Primary printing of a label refers to any printing that a third party label manufacturer such as CILS International has printed on your behalf, whether the label is partially printed for you to add further data or if the label is supplied completely finished. In both cases, the label manufacturer must have had the label constructions, including all printing inks tested and approved.
Secondary printing is the UL term used for the print that is added to a label by the end user, usually by means of a Thermal Transfer or Laser printer. An end user can either print onto a blank or partially pre-printed label so long as the labels have been tested and approved by UL. It is vitally important that the end user uses only the approved ribbons (TT) and toner cartridges (laser) specified in the UL directory under the UL label material being used. These are referred to by UL as ‘Inks’ and if the end user does not use the appropriate ‘Ink’ specified in the UL directory, the final label will not be UL recognized.
The four types of label found under UL 969
1. Blank labels can be secondary printed by the end user so long as the label has PGJI2 (US) and PGJI8 (Canada) type approval correct recognized ‘Ink’ is used.
(Blank label example)
2. A label supplier such as CILS International can print variable data on behalf of the customer onto a blank label. However, because the end user receives the labels finished, they are considered to be primary printed by UL and therefore, the label supplier must have the exact construction tested by UL. These labels are tested and supplied under the category PGDQ2 (US) PGDQ8 (Canada).
(Blank printed label example)
3. A label manufacturer can supply a partially printed label which must be specifically tested and approved by UL. The end user can then add further data using the correct recognised ‘Ink’ (as 1. above).
(Part printed label example)
4. The label manufacturer can supply a completely finished label whether it contains a finished design and/or additional variable data (as 2 above).
(Fully printed finished label example)
Printing the UL Recognized Component Mark
If you are printing a UL Recognized Component Mark, you are free to do so but it is your responsibility to make sure that the correct logo is used. This should be verified with your UL engineer. If the printing of the UL mark is outsourced to a label manufacturer they must be part of the UL PGAA printing program to understand their record keeping responsibility to maintain UL compliance.
The 3 types of label UL Recognized Component Marks
There are three variations of UL’s Recognized Component Mark: one for the United States only, one for Canada only and one for both the United States and Canada.
Recognized Component Mark for the United States
Recognized Component Mark for the Canada
Recognized Component Mark for the United States and Canada

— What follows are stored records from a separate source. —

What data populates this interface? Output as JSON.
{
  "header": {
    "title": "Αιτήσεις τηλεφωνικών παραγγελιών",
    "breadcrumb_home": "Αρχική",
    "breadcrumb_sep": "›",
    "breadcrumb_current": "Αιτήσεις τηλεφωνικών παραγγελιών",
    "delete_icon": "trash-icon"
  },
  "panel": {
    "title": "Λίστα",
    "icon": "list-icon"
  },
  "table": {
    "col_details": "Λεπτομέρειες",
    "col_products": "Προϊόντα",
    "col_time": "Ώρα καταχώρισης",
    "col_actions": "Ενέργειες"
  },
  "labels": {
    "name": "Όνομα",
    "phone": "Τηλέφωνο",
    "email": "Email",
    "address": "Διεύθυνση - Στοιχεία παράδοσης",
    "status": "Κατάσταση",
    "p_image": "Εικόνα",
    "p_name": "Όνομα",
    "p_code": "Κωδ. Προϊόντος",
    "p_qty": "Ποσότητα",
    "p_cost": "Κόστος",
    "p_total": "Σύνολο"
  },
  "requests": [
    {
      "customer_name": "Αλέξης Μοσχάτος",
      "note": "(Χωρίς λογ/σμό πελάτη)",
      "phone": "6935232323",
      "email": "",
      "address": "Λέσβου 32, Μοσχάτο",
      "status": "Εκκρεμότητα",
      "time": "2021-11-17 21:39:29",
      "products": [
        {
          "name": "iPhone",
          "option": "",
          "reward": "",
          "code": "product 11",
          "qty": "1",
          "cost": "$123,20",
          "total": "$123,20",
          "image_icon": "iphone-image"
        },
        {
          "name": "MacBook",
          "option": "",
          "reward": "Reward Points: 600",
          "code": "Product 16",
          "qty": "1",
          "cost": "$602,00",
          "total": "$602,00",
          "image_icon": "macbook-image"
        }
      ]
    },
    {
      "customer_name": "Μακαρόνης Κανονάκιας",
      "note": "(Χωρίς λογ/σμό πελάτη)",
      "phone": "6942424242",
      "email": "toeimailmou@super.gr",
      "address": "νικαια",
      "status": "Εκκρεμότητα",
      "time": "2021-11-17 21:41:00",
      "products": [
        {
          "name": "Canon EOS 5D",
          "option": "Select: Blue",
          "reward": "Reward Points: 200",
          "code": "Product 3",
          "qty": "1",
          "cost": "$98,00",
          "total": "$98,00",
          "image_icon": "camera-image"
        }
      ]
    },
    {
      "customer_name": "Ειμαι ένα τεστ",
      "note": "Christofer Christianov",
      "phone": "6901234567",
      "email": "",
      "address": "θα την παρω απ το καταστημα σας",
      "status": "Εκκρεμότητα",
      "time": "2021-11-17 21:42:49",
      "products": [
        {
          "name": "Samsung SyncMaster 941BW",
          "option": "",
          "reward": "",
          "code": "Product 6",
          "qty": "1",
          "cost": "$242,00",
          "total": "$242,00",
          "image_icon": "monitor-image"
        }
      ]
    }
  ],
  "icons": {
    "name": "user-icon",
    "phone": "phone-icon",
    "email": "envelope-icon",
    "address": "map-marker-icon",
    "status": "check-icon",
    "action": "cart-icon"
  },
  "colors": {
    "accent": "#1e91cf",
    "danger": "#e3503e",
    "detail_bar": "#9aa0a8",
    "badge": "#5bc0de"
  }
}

The C-UR Mark is applied to components only used in the Canadian market. Components with this type of Mark have been evaluated to Canadian standards. The optional C-UL-US Component Recognition Mark indicates compliance with both Canadian and U.S. requirements. UL encourages manufacturers distributing UL Recognized Components evaluated for both countries to use this combined Mark, but they may continue using separate UL Recognized Component Marks for the United States and Canada.
The bottom line.
Our mission is to be able to guide customers quickly and easily through the label supply process by acquiring a complete understanding of UL 969 component labeling and to communicate our knowledge in simple language.
The bottom line is that we can guide you through the communications that you need to have with your UL engineers relevant to the labeling of your product. We can use the line of communication that we have with our UL labeling engineers to help verify requirements if needed, and as an UL approved manufacturer with a huge portfolio of durable label products that are blank or partially printed ready for computer printing, or fully printed, can provide the labels that you need.
Please contact CILS International directly if you need specific UL label guidance.